• **Problem statement**: The output should be the records themselves, given again exactly.
-- Data to use follows --
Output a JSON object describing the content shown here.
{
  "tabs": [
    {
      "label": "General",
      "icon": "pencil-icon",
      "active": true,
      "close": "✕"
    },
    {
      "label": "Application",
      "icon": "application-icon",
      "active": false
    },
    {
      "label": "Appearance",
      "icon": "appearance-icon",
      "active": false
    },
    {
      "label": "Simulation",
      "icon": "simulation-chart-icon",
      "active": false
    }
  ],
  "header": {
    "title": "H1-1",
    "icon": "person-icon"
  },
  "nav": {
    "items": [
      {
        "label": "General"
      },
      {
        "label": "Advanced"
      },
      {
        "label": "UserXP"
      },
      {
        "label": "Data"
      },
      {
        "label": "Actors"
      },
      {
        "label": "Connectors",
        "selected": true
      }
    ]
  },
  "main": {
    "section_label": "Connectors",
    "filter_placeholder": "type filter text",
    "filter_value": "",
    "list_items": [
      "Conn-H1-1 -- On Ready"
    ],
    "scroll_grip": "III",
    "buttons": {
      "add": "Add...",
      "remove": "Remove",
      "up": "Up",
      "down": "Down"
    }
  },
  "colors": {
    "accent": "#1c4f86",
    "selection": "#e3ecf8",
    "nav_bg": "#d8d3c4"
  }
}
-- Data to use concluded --
• **Answer section**:
Output a JSON object describing the content shown here.
{
  "tabs": [
    {
      "label": "General",
      "icon": "pencil-icon",
      "active": true,
      "close": "✕"
    },
    {
      "label": "Application",
      "icon": "application-icon",
      "active": false
    },
    {
      "label": "Appearance",
      "icon": "appearance-icon",
      "active": false
    },
    {
      "label": "Simulation",
      "icon": "simulation-chart-icon",
      "active": false
    }
  ],
  "header": {
    "title": "H1-1",
    "icon": "person-icon"
  },
  "nav": {
    "items": [
      {
        "label": "General"
      },
      {
        "label": "Advanced"
      },
      {
        "label": "UserXP"
      },
      {
        "label": "Data"
      },
      {
        "label": "Actors"
      },
      {
        "label": "Connectors",
        "selected": true
      }
    ]
  },
  "main": {
    "section_label": "Connectors",
    "filter_placeholder": "type filter text",
    "filter_value": "",
    "list_items": [
      "Conn-H1-1 -- On Ready"
    ],
    "scroll_grip": "III",
    "buttons": {
      "add": "Add...",
      "remove": "Remove",
      "up": "Up",
      "down": "Down"
    }
  },
  "colors": {
    "accent": "#1c4f86",
    "selection": "#e3ecf8",
    "nav_bg": "#d8d3c4"
  }
}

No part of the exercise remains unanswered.